It was a pretty quick process, as the chocolate set up pretty fast.  Wrapping them was the hardest part.    

I put two of the little hearts in a bag for her classmates and wrapped the larger hearts separately to make the little bouquet.  
  
Would I do this project again?  Yeah, but with the chicks or the bunnies.  I can just see the bunnies with only the ears dipped! I know you can buy already dipped (completely covered) Peeps, but I like the option of picking what type of chocolate and how much covers the Peep.

Have you made a recipe using Peeps?    

Saturday, December 22, 2012

Oatmeal Raisin Cookies

It figures that my first post about a project is related to food.  

It began as I was going through our pantry.  It's a hot mess in there, partially because of me, and partially because of my toddler.  Helping hands do not always help ME out.  

I found a tub(?) of Quaker Oats one day, along with several bags (yes, bags) of brown sugar and raisins.  Why so many bags of brown sugar? That one's easy - I forget I have it at the house and end up buying more each holiday season.  

The raisins on the other hand.... I'll admit that I'm one of those parents that will bribe reward my daughter for going along on the shopping trips by giving her a bag of raisins off the shelf at the store.  Which she consumes, like two, before informing me that she's done.  At least we make it through the shopping trips.  

So, onto the cookies!  Googled 'oatmeal raisin cookies' and the second link from Food.com shows five stars.  

Surely this recipe cannot be THAT good.  Going through the reviews, all of the reviewers were raving about these cookies.

I followed the recipe below, which includes a few tweaks of my own. 

Whisk together and set aside
2 cups all-purpose flour
1 teaspoon baking soda
1 teaspoon baking powder
1 teaspoon kosher salt

1/2 tablespoon cinnamon

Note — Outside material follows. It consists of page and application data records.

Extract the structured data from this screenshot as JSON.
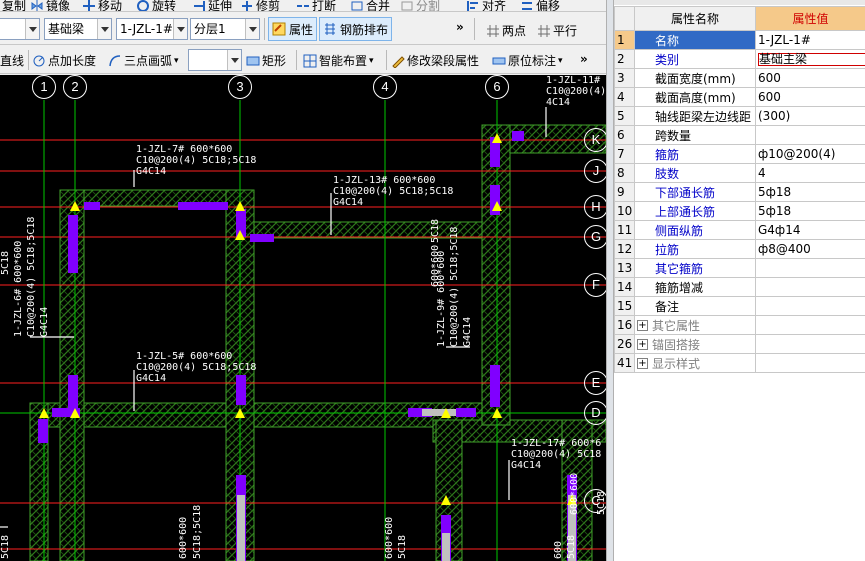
{
  "toolbar_top": {
    "items": [
      "复制",
      "镜像",
      "移动",
      "旋转",
      "延伸",
      "修剪",
      "打断",
      "合并",
      "分割",
      "对齐",
      "偏移"
    ]
  },
  "toolbar_mid": {
    "category_value": "基础梁",
    "member_value": "1-JZL-1#",
    "layer_value": "分层1",
    "property_label": "属性",
    "rebar_layout_label": "钢筋排布",
    "two_point_label": "两点",
    "parallel_label": "平行"
  },
  "toolbar_bottom": {
    "line_label": "直线",
    "point_length_label": "点加长度",
    "three_point_arc_label": "三点画弧",
    "rect_label": "矩形",
    "smart_layout_label": "智能布置",
    "modify_segment_label": "修改梁段属性",
    "origin_mark_label": "原位标注"
  },
  "canvas": {
    "axes_top": [
      "1",
      "2",
      "3",
      "4",
      "6"
    ],
    "axes_right": [
      "K",
      "J",
      "H",
      "G",
      "F",
      "E",
      "D",
      "C"
    ],
    "partial_axis_top": "1",
    "beam_labels": [
      {
        "id": "zl11",
        "lines": [
          "1-JZL-11#",
          "C10@200(4)",
          "4C14"
        ]
      },
      {
        "id": "zl7",
        "lines": [
          "1-JZL-7# 600*600",
          "C10@200(4) 5C18;5C18",
          "G4C14"
        ]
      },
      {
        "id": "zl13",
        "lines": [
          "1-JZL-13# 600*600",
          "C10@200(4) 5C18;5C18",
          "G4C14"
        ]
      },
      {
        "id": "zl5",
        "lines": [
          "1-JZL-5# 600*600",
          "C10@200(4) 5C18;5C18",
          "G4C14"
        ]
      },
      {
        "id": "zl17",
        "lines": [
          "1-JZL-17# 600*6",
          "C10@200(4) 5C18",
          "G4C14"
        ]
      }
    ],
    "vertical_labels": [
      {
        "id": "v1",
        "text": "5C18"
      },
      {
        "id": "v2",
        "text": "1-JZL-6# 600*600"
      },
      {
        "id": "v3",
        "text": "C10@200(4) 5C18;5C18"
      },
      {
        "id": "v4",
        "text": "G4C14"
      },
      {
        "id": "v5",
        "text": "5C18"
      },
      {
        "id": "v6",
        "text": "600*600"
      },
      {
        "id": "v7",
        "text": "1-JZL-9# 600*600"
      },
      {
        "id": "v8",
        "text": "C10@200(4) 5C18;5C18"
      },
      {
        "id": "v9",
        "text": "G4C14"
      },
      {
        "id": "v10",
        "text": "600*600"
      },
      {
        "id": "v11",
        "text": "5C18;5C18"
      },
      {
        "id": "v12",
        "text": "600*600"
      },
      {
        "id": "v13",
        "text": "5C18"
      },
      {
        "id": "v14",
        "text": "600"
      },
      {
        "id": "v15",
        "text": "5C18"
      },
      {
        "id": "v16",
        "text": "600*600"
      },
      {
        "id": "v17",
        "text": "5C18"
      },
      {
        "id": "v18",
        "text": "5C18"
      }
    ]
  },
  "property_panel": {
    "header_name": "属性名称",
    "header_value": "属性值",
    "rows": [
      {
        "no": "1",
        "name": "名称",
        "value": "1-JZL-1#",
        "style": "selected"
      },
      {
        "no": "2",
        "name": "类别",
        "value": "基础主梁",
        "style": "blue"
      },
      {
        "no": "3",
        "name": "截面宽度(mm)",
        "value": "600",
        "style": "black"
      },
      {
        "no": "4",
        "name": "截面高度(mm)",
        "value": "600",
        "style": "black"
      },
      {
        "no": "5",
        "name": "轴线距梁左边线距",
        "value": "(300)",
        "style": "black"
      },
      {
        "no": "6",
        "name": "跨数量",
        "value": "",
        "style": "black"
      },
      {
        "no": "7",
        "name": "箍筋",
        "value": "ф10@200(4)",
        "style": "blue"
      },
      {
        "no": "8",
        "name": "肢数",
        "value": "4",
        "style": "blue"
      },
      {
        "no": "9",
        "name": "下部通长筋",
        "value": "5ф18",
        "style": "blue"
      },
      {
        "no": "10",
        "name": "上部通长筋",
        "value": "5ф18",
        "style": "blue"
      },
      {
        "no": "11",
        "name": "侧面纵筋",
        "value": "G4ф14",
        "style": "blue"
      },
      {
        "no": "12",
        "name": "拉筋",
        "value": "ф8@400",
        "style": "blue"
      },
      {
        "no": "13",
        "name": "其它箍筋",
        "value": "",
        "style": "blue"
      },
      {
        "no": "14",
        "name": "箍筋增减",
        "value": "",
        "style": "black"
      },
      {
        "no": "15",
        "name": "备注",
        "value": "",
        "style": "black"
      },
      {
        "no": "16",
        "name": "其它属性",
        "value": "",
        "style": "group"
      },
      {
        "no": "26",
        "name": "锚固搭接",
        "value": "",
        "style": "group"
      },
      {
        "no": "41",
        "name": "显示样式",
        "value": "",
        "style": "group"
      }
    ]
  },
  "colors": {
    "canvas_bg": "#000000",
    "axis_line": "#ff2020",
    "grid_green": "#00c800",
    "beam_hatch": "#3a7a20",
    "rebar_purple": "#8000ff",
    "node_yellow": "#ffff00",
    "selected_header": "#f5c98a",
    "selected_name": "#316ac5"
  }
}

Cream wet ingredients
1 cup unsalted butter, softened
1 cup sugar
1 cup dark brown sugar, firmly packed
2 large eggs
2 teaspoons vanilla

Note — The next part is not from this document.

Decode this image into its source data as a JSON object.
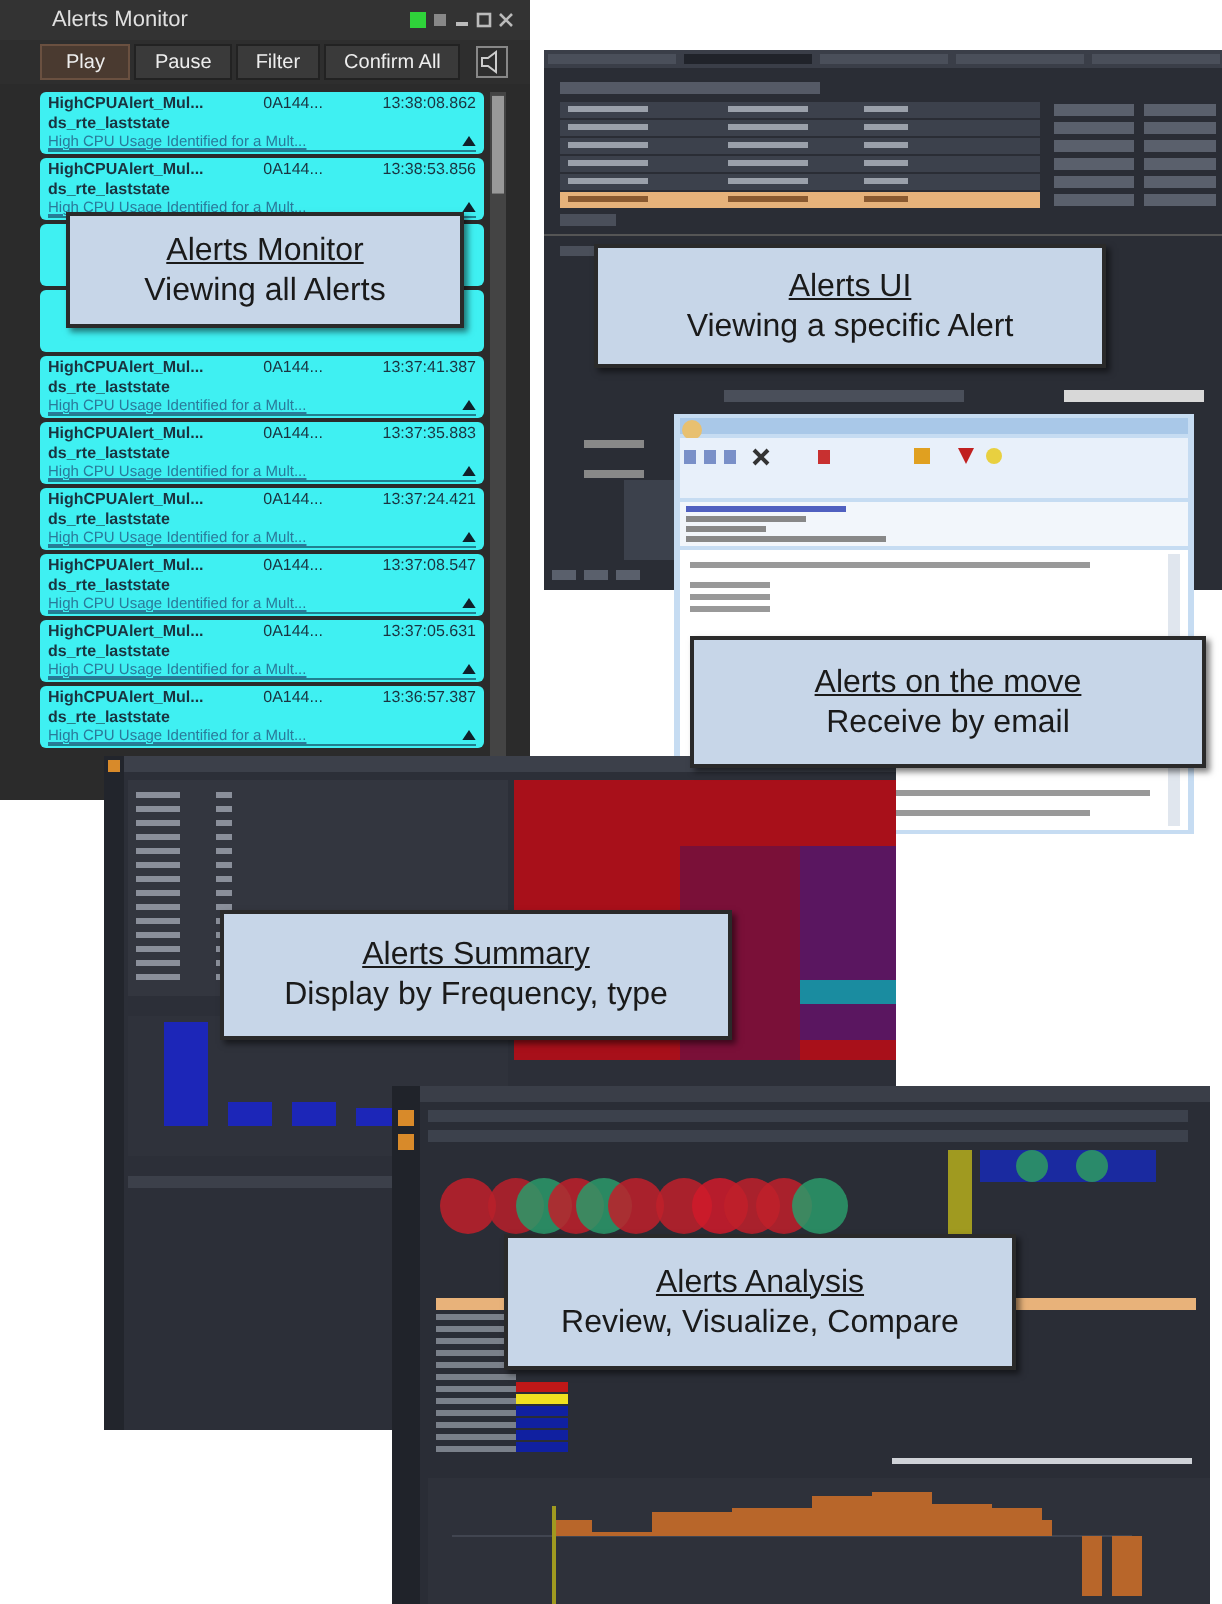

Then stir in
3 cups oats (not instant)
1 1/2 cups raisins  (I soaked mine in hot rum for about 30 minutes)

Directions:

1. Preheat oven to 350°.
2. Whisk together dry ingredients; set aside.
3. Combine the sugar and the butter in a stand mixer on low for about 2 minutes.
4. To cream, increase speed to medium-high and beat until fluffy and the color lightens. I let mine go for about 5 minutes at this speed.  Then I added in the remaining wet ingredients.  
5. Combine the flour mixture into the creamed mixture until no flour is visible.  
(Over mixing develops the gluten, making a tough cookie.)

6.  Now add the oats and raisins; stir to incorporate.
7. Fill a #40 cookie scoop (or ice cream scoop) and press against side of bowl, pulling up to level dough (to measure 2 tablespoons of dough).
8. Drop 2-inches apart onto baking sheet sprayed with nonstick spray (or use a Slipat).
9. Bake 11-13 minutes (on center rack), until golden, but still moist beneath cracks on top.
10. Remove from oven; let cookies sit on baking sheet for 2 minutes before transferring to a wire rack to cool.

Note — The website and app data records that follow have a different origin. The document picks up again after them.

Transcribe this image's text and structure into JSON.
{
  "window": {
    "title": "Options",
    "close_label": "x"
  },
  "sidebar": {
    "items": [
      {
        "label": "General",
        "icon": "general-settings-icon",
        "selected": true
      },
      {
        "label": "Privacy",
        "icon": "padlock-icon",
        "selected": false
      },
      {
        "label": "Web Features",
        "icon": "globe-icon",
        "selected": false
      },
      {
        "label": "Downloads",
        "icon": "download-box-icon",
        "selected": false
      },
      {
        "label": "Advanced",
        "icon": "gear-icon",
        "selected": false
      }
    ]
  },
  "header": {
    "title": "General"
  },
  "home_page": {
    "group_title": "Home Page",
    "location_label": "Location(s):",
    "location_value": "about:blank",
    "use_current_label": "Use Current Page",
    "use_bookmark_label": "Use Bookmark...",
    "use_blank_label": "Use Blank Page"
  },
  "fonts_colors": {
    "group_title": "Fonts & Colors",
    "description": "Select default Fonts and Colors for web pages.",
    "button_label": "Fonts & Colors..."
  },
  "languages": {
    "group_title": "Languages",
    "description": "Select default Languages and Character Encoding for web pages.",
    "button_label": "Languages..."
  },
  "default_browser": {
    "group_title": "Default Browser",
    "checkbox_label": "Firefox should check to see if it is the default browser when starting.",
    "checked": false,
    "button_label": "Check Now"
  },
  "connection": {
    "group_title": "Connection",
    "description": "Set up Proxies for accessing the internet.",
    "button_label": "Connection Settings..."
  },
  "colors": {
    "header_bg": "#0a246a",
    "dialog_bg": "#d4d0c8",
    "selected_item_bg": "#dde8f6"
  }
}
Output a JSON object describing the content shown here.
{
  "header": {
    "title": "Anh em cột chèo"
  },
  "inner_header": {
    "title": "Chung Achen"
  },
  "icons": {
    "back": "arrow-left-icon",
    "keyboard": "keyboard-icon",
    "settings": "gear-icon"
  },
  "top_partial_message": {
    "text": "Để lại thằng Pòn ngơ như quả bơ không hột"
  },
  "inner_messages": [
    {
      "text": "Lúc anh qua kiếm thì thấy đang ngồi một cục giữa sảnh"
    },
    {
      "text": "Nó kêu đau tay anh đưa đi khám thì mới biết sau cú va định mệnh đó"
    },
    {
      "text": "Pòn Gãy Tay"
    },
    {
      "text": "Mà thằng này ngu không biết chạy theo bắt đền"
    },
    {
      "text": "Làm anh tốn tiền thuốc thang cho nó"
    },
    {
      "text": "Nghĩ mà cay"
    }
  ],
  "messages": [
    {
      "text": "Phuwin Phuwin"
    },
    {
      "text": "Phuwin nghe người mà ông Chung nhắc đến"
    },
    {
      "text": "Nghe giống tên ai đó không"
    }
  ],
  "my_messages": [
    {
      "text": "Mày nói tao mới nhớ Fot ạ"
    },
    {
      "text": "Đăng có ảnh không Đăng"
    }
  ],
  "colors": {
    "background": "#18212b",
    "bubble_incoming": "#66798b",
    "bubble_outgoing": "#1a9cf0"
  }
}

This is what I ended up with:


Not too shabby, if I do say so!  Took them to work and they disappeared in about 10 minutes.  They were very moist, and the raisins had a nice bite to them.   

If you try these, leave a comment and let me know how they turned out!  

First Post!

Short and Sweet!

Welcome!  

This is the very first post on the CraftyQuiltyCool blog.  

First things first.....

Visit my 'About this blog" tab to find about more about me and this blog.  

Hopefully, each of the post will find their way onto the correct pages.  

The first several posts will be throw backs.  Not sure yet from how far back, but definitely not my current projects :) 

After that, it's on to the new stuff.  I'll post as often as I work on projects. No guarantees on how often that will be, but follow me through google+ or the rss feed to keep up.  

~Rebecca